Stroke is characterized by sudden weakness of body (usually one side of the body) caused by blockage of blood vessels in the brain and thus, reduced amount of blood going to the brain.
In contrast, PD is due to a progressive loss of certain cells in the brain that lead to slowness of movement. The symptoms of PD begin very slowly over months to years, unlike in stroke. Very often, Parkinson’s patients themselves may not remember exactly when the subtle symptoms of PD had started. In fact, many Parkinson’s patients do not realized that they have PD until the early symptoms are noticed by family members of friends.
Some people think that the changes in the brain of Parkinson’s patients will lead to mental disability such as dementia, a condition whereby patients have progressive memory loss and change in behaviour. In fact, PD is often mistaken for Alzheimer’s Disease (AD), a common cause of dementia. One of the main reasons why PD is often mistaken as AD is because both illnesses are usually seen in the elderly people.
The symptoms of AD are exactly opposite of that in PD. In the early stage of AD, patients have poor memory but good body movement. In contrast, in the early stage of PD, patients have good memory but poor (slow) body movement.
However, in the late stage of PD, some Parkinson’s patients do subsequently develop dementia (PD Dementia or PDD). Fortunately, PDD occurs in only about 15% of Parkinson’s patients.
As mentioned earlier, the physical disability of Parkinson’s patients does worsen as time goes by. Until today, there is still no cure for this illness. Thus, many Parkinson’s patients did become bed-ridden many years ago when there was no effective treatment for this illness.
However, with the advent of more effective treatment (drugs and brain surgery) for PD, the scenario has changed for the better. The available treatment has made it possible for many Parkinson’s patients to much better symptom control and physical mobility for the rest of their lives. In fact, it is very unlikely for a Parkinson’s patient to be wheelchair-ridden. Nowadays, many Parkinson’s patients continue to be reasonably active in their daily life and career for up to 10-15 years after having the illness.
The role of unhealthy diet (high cholesterol or fat intake) in stroke is well established. In contrast, the role of dietary factors in the causation of PD remains speculative.
Some studies have shown that PD has been associated with inadequate intake of vitamin E. In a local study on Parkinson’s Disease in University Hospital, Kuala Lumpur, it was revealed that there were disproportionately higher number of Malaysian Chinese patients than other races. It was postulated that it could be due to the dietary habit of Malaysian Chinese, who preferred raw or half-cooked vegetables that may contain pesticides (chemicals that may cause changes in the brain leading to PD).

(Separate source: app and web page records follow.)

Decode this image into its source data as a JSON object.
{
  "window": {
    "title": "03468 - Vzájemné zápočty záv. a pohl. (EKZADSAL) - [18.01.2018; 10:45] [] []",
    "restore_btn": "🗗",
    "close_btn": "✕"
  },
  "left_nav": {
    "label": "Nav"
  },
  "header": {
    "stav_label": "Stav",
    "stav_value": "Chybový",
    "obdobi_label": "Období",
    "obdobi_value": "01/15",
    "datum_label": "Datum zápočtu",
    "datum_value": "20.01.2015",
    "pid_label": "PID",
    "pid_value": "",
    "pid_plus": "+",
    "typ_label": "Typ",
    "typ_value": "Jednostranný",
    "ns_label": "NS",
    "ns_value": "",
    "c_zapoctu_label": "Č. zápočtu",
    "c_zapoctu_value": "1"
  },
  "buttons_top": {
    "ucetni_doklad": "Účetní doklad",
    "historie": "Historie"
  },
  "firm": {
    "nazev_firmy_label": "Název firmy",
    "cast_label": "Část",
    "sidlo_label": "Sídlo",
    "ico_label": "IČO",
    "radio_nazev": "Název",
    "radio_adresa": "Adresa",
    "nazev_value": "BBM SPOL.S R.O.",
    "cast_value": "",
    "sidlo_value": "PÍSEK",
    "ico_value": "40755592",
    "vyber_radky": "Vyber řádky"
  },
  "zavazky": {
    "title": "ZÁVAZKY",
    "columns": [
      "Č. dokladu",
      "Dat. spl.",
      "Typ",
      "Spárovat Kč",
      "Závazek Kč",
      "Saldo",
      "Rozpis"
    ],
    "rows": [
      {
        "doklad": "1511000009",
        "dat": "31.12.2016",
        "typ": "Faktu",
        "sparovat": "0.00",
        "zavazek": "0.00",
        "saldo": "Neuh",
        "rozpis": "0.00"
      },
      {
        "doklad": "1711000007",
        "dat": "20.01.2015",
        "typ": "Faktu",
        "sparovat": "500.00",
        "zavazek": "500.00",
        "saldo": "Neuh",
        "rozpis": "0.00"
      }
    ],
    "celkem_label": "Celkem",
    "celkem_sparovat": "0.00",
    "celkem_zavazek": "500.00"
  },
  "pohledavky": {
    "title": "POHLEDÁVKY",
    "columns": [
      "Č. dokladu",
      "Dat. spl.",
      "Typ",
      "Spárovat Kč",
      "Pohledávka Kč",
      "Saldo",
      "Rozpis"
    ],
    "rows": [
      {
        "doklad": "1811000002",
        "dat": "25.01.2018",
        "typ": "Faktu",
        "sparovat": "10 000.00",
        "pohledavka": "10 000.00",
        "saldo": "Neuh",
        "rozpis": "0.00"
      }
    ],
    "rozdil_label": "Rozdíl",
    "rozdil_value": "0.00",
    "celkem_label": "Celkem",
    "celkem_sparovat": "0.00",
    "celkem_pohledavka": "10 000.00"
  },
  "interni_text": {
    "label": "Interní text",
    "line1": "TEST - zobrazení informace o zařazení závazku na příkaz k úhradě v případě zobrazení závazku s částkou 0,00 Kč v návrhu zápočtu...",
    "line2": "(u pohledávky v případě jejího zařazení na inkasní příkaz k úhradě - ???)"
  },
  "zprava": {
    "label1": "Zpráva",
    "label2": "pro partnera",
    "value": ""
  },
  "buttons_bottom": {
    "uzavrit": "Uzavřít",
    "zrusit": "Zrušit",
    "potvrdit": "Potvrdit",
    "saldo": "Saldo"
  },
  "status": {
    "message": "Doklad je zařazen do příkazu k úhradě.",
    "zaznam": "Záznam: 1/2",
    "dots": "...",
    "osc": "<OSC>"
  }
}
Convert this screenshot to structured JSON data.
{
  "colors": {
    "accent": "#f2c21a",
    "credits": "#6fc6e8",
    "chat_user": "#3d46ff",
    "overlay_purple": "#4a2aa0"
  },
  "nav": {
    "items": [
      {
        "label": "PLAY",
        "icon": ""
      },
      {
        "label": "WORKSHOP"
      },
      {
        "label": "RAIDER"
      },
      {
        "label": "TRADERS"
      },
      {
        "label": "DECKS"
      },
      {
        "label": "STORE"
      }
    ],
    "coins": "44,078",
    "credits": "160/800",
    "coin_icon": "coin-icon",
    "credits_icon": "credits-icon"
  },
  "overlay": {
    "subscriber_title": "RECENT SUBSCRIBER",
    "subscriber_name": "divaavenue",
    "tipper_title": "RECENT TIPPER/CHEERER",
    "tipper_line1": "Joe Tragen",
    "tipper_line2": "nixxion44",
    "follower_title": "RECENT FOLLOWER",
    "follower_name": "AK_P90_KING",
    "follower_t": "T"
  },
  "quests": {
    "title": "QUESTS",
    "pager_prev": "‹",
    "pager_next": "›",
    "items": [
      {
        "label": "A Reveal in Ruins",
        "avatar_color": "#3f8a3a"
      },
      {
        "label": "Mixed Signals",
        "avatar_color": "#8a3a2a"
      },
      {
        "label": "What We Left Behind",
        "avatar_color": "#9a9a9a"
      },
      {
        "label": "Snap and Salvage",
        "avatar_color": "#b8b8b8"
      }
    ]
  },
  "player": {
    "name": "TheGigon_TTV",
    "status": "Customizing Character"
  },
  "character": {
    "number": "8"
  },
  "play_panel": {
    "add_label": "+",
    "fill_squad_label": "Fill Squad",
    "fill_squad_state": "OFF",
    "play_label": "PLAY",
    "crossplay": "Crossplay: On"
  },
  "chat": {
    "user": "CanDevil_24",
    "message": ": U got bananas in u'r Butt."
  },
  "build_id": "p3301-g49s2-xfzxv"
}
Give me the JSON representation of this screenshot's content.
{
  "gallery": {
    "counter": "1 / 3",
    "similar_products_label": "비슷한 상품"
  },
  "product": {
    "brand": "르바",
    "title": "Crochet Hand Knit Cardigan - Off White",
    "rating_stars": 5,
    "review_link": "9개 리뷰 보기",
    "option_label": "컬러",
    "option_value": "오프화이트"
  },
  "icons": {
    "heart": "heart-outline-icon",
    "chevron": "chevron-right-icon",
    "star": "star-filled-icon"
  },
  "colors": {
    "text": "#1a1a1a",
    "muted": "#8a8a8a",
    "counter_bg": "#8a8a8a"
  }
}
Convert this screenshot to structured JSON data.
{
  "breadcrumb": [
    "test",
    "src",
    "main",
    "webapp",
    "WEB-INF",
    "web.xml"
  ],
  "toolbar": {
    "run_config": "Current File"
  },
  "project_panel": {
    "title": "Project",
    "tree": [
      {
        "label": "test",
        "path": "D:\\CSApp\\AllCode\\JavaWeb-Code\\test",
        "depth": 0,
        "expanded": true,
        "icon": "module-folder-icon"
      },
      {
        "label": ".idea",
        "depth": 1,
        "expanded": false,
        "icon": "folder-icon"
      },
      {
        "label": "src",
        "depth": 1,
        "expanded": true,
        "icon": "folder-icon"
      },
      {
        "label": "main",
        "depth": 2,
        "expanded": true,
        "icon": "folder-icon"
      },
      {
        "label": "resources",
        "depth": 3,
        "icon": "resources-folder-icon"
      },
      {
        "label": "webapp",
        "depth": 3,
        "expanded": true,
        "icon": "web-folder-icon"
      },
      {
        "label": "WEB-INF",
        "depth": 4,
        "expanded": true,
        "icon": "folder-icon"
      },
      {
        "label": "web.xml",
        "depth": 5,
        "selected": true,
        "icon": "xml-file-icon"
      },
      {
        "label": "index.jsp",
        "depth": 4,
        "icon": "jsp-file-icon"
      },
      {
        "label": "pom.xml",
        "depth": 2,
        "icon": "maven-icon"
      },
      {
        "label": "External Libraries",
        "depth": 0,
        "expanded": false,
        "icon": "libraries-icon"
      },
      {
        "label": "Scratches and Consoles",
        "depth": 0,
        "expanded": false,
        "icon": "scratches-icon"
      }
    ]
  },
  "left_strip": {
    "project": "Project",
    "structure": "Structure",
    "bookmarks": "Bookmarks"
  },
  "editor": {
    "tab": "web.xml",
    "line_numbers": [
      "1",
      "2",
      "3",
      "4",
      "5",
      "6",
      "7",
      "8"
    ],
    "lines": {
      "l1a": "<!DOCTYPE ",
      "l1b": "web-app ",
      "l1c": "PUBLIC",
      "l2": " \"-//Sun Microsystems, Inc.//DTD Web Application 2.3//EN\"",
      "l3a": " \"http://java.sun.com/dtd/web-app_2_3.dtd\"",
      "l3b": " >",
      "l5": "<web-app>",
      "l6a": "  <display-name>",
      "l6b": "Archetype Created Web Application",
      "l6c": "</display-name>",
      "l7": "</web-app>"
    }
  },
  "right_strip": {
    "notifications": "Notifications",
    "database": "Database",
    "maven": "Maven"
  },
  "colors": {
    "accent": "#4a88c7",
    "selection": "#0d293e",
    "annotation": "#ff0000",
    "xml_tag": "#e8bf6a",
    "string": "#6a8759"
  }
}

Interestingly, people who regularly drink coffee and black tea have been reported to have lower chance of developing PD.
In conclusion, it has to be emphasized that all these are merely observations and we cannot confirm a direct role of diet in the causation of PD.
The role of genetics (inheritance) in the causation of PD has been well established. In other countries, it has been reported that 6-24% of Parkinson’s patients have family members who affected by the same illness. However, in the local study at University Hospital, Kuala Lumpur, only 2% of Parkinson patients have family history of similar disorder. Thus, the possibility of children of Parkinson’s patients in Malaysia inheriting the same illness is very small and should not be
a major cause of concern.
This is a cause of concern among the immediate family members of Parkinson’s patients. Some people think that PD is a form of virus infection (such as flu) that can be transmitted to other family members through close contact. This belief is unfounded as PD is not an infective process.
The misconceptions regarding PD, which stem from ignorance, are very common in Malaysia. Lack of information on PD is a major problem in this country. It is hoped that the Lloyd Tan website will help the Malaysian Parkinson’s community have an adequate understanding of the nature of PD, in order to avoid unnecessary anxiety and fear.